The Bankruptcy Court found that the liquidated damages claims were not priority wage claims.  The Court found that wages are generally defined as “payment[s] for labor or services, usually based on time worked or quantity produced” and found that statutes affording priority status to claims must be construed narrowly.  Because the penalties in this case were generally awarded to compensate employees for damages caused by delay, and not to compensate them for services, the liquidated damages claims were not similar enough to wage claims to afford them priority status.

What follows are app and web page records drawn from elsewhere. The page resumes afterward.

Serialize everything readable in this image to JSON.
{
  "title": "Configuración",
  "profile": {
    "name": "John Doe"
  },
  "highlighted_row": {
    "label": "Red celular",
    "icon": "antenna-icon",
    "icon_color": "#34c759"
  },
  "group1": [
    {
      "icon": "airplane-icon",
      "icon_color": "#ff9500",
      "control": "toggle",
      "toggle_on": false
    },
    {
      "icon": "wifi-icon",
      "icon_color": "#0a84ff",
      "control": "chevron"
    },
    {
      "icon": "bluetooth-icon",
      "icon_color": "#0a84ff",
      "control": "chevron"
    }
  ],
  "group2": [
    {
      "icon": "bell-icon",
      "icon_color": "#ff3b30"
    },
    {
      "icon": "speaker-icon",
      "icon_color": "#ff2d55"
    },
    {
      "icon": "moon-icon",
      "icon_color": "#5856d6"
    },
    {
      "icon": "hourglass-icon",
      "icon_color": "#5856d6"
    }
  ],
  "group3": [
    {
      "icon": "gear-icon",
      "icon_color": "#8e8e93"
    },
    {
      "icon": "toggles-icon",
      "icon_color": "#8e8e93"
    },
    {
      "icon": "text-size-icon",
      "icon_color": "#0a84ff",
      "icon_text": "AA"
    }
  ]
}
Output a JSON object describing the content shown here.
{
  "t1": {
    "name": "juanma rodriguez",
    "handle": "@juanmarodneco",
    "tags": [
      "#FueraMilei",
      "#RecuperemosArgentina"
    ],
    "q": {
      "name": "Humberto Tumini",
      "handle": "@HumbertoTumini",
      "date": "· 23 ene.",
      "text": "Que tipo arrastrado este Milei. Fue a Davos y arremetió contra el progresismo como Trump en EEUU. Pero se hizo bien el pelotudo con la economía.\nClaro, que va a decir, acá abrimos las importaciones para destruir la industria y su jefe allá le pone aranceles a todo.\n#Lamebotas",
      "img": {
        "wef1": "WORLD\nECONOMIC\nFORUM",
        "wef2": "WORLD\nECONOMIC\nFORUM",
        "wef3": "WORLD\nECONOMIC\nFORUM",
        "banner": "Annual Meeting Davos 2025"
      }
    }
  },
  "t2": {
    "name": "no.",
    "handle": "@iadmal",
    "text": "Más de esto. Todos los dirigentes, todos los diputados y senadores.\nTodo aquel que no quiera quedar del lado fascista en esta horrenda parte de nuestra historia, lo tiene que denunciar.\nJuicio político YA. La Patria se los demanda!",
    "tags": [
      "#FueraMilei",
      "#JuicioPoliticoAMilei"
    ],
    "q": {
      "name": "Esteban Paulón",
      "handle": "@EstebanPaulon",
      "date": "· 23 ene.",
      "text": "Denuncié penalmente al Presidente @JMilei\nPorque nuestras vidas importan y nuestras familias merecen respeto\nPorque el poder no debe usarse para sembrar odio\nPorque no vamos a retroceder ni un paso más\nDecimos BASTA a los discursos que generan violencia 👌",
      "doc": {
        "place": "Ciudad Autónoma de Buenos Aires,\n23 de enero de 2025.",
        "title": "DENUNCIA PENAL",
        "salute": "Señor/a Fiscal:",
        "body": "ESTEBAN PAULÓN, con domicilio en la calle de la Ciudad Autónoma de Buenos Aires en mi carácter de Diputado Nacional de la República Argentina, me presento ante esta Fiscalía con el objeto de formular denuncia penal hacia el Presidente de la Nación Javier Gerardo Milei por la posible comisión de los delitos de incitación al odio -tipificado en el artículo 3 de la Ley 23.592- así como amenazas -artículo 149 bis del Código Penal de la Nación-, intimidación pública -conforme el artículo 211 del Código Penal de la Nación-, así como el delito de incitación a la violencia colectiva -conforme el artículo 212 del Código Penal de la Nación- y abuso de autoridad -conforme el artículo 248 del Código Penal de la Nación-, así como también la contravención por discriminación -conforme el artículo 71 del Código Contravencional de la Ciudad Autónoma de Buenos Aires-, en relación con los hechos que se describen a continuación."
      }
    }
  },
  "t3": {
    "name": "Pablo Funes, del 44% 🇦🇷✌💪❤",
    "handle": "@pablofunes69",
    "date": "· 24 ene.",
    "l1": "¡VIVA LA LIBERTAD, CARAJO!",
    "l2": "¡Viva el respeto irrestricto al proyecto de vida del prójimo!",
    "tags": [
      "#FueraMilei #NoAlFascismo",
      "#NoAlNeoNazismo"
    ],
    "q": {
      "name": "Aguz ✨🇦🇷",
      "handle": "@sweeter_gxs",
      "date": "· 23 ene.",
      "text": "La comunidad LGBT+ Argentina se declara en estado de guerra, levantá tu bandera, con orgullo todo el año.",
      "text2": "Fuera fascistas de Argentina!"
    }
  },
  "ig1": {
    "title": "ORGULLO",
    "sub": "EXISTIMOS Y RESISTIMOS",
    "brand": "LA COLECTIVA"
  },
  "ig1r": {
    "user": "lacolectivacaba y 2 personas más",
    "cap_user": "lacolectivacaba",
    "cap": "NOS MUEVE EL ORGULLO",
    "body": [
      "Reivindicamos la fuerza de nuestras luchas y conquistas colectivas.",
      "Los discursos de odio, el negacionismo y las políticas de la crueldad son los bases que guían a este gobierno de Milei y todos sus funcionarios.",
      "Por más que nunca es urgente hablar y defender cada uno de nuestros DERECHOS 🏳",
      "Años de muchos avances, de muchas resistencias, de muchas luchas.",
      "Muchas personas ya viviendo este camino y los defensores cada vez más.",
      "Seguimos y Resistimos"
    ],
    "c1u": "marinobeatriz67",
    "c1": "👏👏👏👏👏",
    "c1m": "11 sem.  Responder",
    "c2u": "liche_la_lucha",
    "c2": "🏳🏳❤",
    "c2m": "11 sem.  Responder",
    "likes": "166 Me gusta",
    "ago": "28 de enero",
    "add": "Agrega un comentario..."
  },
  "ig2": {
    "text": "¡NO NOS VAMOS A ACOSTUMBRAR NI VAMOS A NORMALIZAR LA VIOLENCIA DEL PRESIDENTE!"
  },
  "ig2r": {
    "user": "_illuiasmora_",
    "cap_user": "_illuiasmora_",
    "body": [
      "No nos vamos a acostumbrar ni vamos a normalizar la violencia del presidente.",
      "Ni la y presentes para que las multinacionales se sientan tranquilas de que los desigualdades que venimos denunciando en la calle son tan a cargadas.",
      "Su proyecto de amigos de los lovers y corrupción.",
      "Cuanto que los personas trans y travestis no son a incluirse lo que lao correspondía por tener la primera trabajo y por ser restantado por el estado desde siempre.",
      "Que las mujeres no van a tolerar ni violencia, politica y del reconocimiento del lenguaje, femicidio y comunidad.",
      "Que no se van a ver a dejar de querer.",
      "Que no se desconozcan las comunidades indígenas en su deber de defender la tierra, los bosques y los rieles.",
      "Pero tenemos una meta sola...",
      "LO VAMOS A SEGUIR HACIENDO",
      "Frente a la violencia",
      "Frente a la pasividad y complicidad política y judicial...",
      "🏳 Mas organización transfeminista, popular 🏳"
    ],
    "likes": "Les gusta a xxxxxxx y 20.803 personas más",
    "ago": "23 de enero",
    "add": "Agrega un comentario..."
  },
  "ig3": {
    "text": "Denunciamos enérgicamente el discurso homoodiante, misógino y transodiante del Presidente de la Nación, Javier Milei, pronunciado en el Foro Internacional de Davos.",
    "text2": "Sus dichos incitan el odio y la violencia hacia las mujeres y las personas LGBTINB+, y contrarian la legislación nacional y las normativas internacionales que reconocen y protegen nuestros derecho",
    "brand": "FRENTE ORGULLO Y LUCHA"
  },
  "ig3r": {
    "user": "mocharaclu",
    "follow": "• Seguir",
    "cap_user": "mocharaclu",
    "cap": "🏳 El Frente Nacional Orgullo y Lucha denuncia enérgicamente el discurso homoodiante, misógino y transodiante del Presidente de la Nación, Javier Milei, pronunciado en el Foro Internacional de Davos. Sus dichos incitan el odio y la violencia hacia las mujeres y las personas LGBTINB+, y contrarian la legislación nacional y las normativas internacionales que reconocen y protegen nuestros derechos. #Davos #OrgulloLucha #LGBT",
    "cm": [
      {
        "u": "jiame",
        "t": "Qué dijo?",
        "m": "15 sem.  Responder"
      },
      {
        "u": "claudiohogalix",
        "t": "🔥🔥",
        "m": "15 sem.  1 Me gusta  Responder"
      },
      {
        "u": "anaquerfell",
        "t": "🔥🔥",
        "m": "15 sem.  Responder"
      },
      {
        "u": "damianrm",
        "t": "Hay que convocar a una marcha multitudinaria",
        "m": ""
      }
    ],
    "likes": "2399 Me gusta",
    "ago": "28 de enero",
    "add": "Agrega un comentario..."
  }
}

The opinion is a victory for distressed employers facing FLSA claims.  While a portion of a typical FLSA claim is for wages, the larger portions of such claims consist of various penalties, attorneys’ fees and costs.  The CHI opinion makes clear that only the wage or wage-like portions of the claim are entitled to priority.  This means that such employers have a greater chance of reorganization in Chapter 11 bankruptcy rather than liquidation.  It also means they have greater leverage in any negotiations preceding a bankruptcy.

This decision is currently being appealed.  While it was being appealed, the Bankruptcy Court issued a separate opinion which determined that the penalties were not allowable as a non-priority claim because the non-payment was not made in bad faith, because the non-payment occurred due to factors outside the control of CHI, and because CHI made every effort to quickly cure the non-payment.  That decision is also under appeal.

The first bankruptcy decision, denying priority status to the class claim, is available at In re Creative Hairdressers, Inc., No. 20-14583-TJC, 2021 WL 5894636 (Bankr. D. Md. Dec. 13, 2021).

The second bankruptcy decision, denying allowance of the class claim in its entirety, is available at In re Creative Hairdressers, Inc., No. 20-14583-TJC, 2022 WL 586732, at *7 (Bankr. D. Md. Jan. 27, 2022).

Both appeals are currently being heard by the United States Bankruptcy Court for the District of Maryland. 

For additional information regarding Chapter 11 cases contact Justin Fasano or any of the other members of our Bankruptcy Group; Craig PalikSteve GoldbergJanet NesseChris Hamlin or Doan Phan